[Extracted data entries]
============================================================

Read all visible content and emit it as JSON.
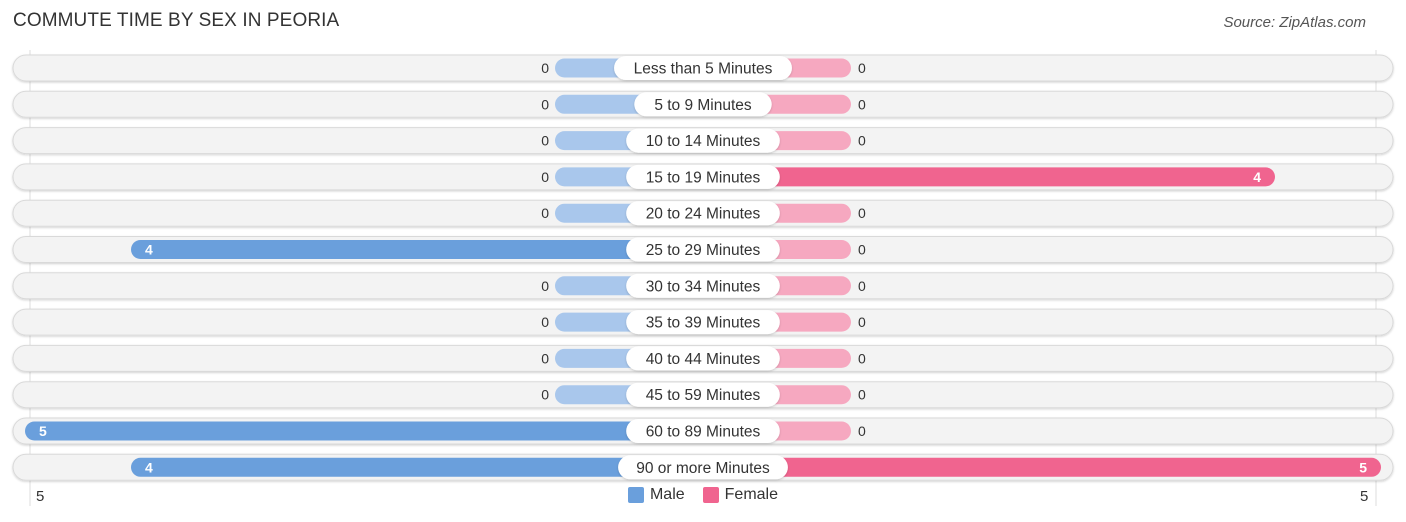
{
  "title": "COMMUTE TIME BY SEX IN PEORIA",
  "source": "Source: ZipAtlas.com",
  "legend": [
    {
      "name": "Male",
      "color": "#6a9fdc"
    },
    {
      "name": "Female",
      "color": "#f0648f"
    }
  ],
  "axis": {
    "left_label": "5",
    "right_label": "5"
  },
  "chart_data": {
    "type": "bar",
    "orientation": "horizontal-diverging",
    "title": "COMMUTE TIME BY SEX IN PEORIA",
    "categories": [
      "Less than 5 Minutes",
      "5 to 9 Minutes",
      "10 to 14 Minutes",
      "15 to 19 Minutes",
      "20 to 24 Minutes",
      "25 to 29 Minutes",
      "30 to 34 Minutes",
      "35 to 39 Minutes",
      "40 to 44 Minutes",
      "45 to 59 Minutes",
      "60 to 89 Minutes",
      "90 or more Minutes"
    ],
    "series": [
      {
        "name": "Male",
        "values": [
          0,
          0,
          0,
          0,
          0,
          4,
          0,
          0,
          0,
          0,
          5,
          4
        ]
      },
      {
        "name": "Female",
        "values": [
          0,
          0,
          0,
          4,
          0,
          0,
          0,
          0,
          0,
          0,
          0,
          5
        ]
      }
    ],
    "xlim": [
      0,
      5
    ],
    "tick_labels": {
      "left": "5",
      "right": "5"
    },
    "legend_position": "bottom-center",
    "colors": {
      "male_strong": "#6a9fdc",
      "male_light": "#a9c7ec",
      "female_strong": "#f0648f",
      "female_light": "#f6a8c0",
      "track": "#f3f3f3"
    }
  }
}
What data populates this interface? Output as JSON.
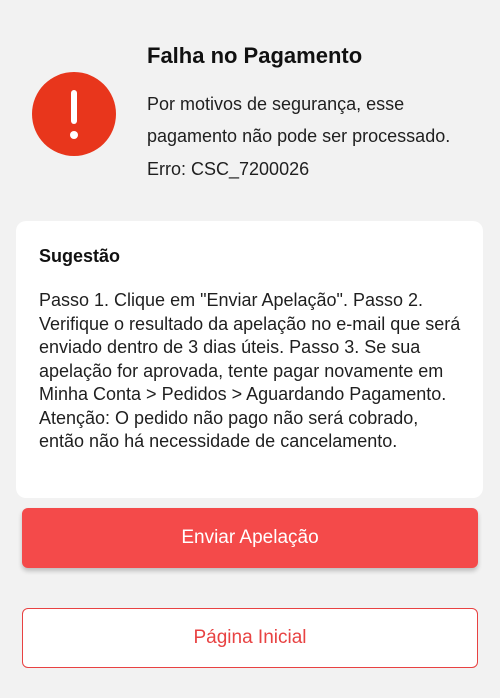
{
  "error": {
    "title": "Falha no Pagamento",
    "message": "Por motivos de segurança, esse pagamento não pode ser processado.",
    "code": "Erro: CSC_7200026",
    "icon": "exclamation-icon",
    "icon_color": "#e8361c"
  },
  "suggestion": {
    "title": "Sugestão",
    "text": "Passo 1. Clique em \"Enviar Apelação\". Passo 2. Verifique o resultado da apelação no e-mail que será enviado dentro de 3 dias úteis. Passo 3. Se sua apelação for aprovada, tente pagar novamente em Minha Conta > Pedidos > Aguardando Pagamento. Atenção: O pedido não pago não será cobrado, então não há necessidade de cancelamento."
  },
  "actions": {
    "primary_label": "Enviar Apelação",
    "secondary_label": "Página Inicial",
    "accent_color": "#f44a4a"
  }
}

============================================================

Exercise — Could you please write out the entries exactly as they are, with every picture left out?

Task output —
Read all visible content and emit it as JSON.
{
  "title": "COMMUTE TIME BY SEX IN PEORIA",
  "source": "Source: ZipAtlas.com",
  "legend": [
    {
      "name": "Male",
      "color": "#6a9fdc"
    },
    {
      "name": "Female",
      "color": "#f0648f"
    }
  ],
  "axis": {
    "left_label": "5",
    "right_label": "5"
  },
  "chart_data": {
    "type": "bar",
    "orientation": "horizontal-diverging",
    "title": "COMMUTE TIME BY SEX IN PEORIA",
    "categories": [
      "Less than 5 Minutes",
      "5 to 9 Minutes",
      "10 to 14 Minutes",
      "15 to 19 Minutes",
      "20 to 24 Minutes",
      "25 to 29 Minutes",
      "30 to 34 Minutes",
      "35 to 39 Minutes",
      "40 to 44 Minutes",
      "45 to 59 Minutes",
      "60 to 89 Minutes",
      "90 or more Minutes"
    ],
    "series": [
      {
        "name": "Male",
        "values": [
          0,
          0,
          0,
          0,
          0,
          4,
          0,
          0,
          0,
          0,
          5,
          4
        ]
      },
      {
        "name": "Female",
        "values": [
          0,
          0,
          0,
          4,
          0,
          0,
          0,
          0,
          0,
          0,
          0,
          5
        ]
      }
    ],
    "xlim": [
      0,
      5
    ],
    "tick_labels": {
      "left": "5",
      "right": "5"
    },
    "legend_position": "bottom-center",
    "colors": {
      "male_strong": "#6a9fdc",
      "male_light": "#a9c7ec",
      "female_strong": "#f0648f",
      "female_light": "#f6a8c0",
      "track": "#f3f3f3"
    }
  }
}
What data populates this interface? Output as JSON.
{
  "error": {
    "title": "Falha no Pagamento",
    "message": "Por motivos de segurança, esse pagamento não pode ser processado.",
    "code": "Erro: CSC_7200026",
    "icon": "exclamation-icon",
    "icon_color": "#e8361c"
  },
  "suggestion": {
    "title": "Sugestão",
    "text": "Passo 1. Clique em \"Enviar Apelação\". Passo 2. Verifique o resultado da apelação no e-mail que será enviado dentro de 3 dias úteis. Passo 3. Se sua apelação for aprovada, tente pagar novamente em Minha Conta > Pedidos > Aguardando Pagamento. Atenção: O pedido não pago não será cobrado, então não há necessidade de cancelamento."
  },
  "actions": {
    "primary_label": "Enviar Apelação",
    "secondary_label": "Página Inicial",
    "accent_color": "#f44a4a"
  }
}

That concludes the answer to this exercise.